- FOSB (protein-coding gene)
- JunB (protein-coding gene)
- IkBa (inhibitor gene)
- Nr4a1 (growth factor gene)
- P11 (protein)
- Psd95 (protein)
- SGK1 (protein-coding gene)
The drug also decreased the expression of CLK1, an enzyme that, in humans, is encoded by the CLK1 gene.
In the hippocampus, psilocybin strongly increased the expression of:
The drug also decreased the expression of ARC (neuronal gene encoder), CLK1, EGR2 (protein-coding), and PTGS2 (protein-coding). The protein levels of certain genes (IkBa, DUSP1, and SGK1) showed only partial agreement with transcriptional patterns, which stresses the importance of assessing downstream translation with these kinds of rapid gene responses.
What does this mean?
This study demonstrates that psilocybin not only includes gene expression that's heavily related to neuroplasticity, but it does so as a very rapid response to the chemical. The results were biased towards the prefrontal cortex compared to the hippocampus, but the findings of this study provide undeniable evidence for the rapid plasticity-promoting effects of psilocybin.
Can magic mushrooms treat depression?
Several studies (including this one from 2017) have suggested that psilocybin could be a treatment for depression. In this study, 19 patients were given two incrementally larger doses of psilocybin administered one week apart. MRI scans were taken of the brains of patients before and after the doses were administered. The results of the study showed that the chemical reduced and then increased the amount of blood flow to (and thus changing the activity levels of) different regions of the brain, some of which are associated with depressive symptoms.
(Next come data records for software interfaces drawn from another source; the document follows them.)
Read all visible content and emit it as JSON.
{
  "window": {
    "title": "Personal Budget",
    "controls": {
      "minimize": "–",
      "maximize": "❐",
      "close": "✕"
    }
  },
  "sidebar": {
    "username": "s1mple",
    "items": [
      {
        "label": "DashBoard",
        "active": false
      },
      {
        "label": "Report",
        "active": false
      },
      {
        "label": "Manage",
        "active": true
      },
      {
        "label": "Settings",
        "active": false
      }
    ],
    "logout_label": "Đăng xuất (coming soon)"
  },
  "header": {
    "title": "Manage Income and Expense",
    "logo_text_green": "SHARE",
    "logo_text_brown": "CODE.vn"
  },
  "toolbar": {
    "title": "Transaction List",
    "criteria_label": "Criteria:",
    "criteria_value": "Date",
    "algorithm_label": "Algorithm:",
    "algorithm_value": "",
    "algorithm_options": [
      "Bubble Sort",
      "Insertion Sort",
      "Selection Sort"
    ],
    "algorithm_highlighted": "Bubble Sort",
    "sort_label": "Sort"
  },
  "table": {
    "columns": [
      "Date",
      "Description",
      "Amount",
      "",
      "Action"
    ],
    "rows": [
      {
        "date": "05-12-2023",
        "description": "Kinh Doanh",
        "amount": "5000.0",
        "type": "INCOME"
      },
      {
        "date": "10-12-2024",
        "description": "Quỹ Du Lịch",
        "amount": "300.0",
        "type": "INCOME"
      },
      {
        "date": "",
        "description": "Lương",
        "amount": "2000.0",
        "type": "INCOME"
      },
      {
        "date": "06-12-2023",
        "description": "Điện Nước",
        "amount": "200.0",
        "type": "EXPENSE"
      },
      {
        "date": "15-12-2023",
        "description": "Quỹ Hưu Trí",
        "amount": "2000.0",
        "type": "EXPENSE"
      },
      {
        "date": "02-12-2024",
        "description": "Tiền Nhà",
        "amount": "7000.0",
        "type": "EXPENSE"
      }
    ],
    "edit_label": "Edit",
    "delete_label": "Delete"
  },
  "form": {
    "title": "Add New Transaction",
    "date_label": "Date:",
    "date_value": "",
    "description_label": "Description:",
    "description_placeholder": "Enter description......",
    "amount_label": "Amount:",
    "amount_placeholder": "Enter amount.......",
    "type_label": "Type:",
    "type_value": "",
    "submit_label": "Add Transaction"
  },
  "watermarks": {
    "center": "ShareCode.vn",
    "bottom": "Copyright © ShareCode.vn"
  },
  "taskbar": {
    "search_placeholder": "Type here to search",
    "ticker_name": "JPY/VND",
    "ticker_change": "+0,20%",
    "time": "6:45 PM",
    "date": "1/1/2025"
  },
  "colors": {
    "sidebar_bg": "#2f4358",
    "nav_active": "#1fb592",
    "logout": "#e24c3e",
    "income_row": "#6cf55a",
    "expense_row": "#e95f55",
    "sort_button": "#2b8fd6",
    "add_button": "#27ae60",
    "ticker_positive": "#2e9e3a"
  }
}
The patients of this study also self-reported improved mood spikes lasting for up to five weeks after the ingestion of psilocybin. The patients even explained that they felt as though their brains had been "reset" or "rebooted" - this effect being known (in unscientific settings) as the "afterglow" of psilocybin use.
Psychedelic drugs (like psilocybin) may hold untold potential in treating not only depression but anxiety and addiction, as well.
While researchers are still pursuing how psychedelics like psilocybin could be beneficial to human brains, there are some theories surrounding how psychedelics could help in addiction therapies.
"People will often report a changed relationship in observing themselves. I think this is much like what we refer to as mindfulness: someone's ability to view their own motivations and behaviour from a more detached and less judgemental perspective," said Matthew Johnson, a professor of psychology at Johns-Hopkins University who is testing psilocybin in a trial aimed at nicotine addiction.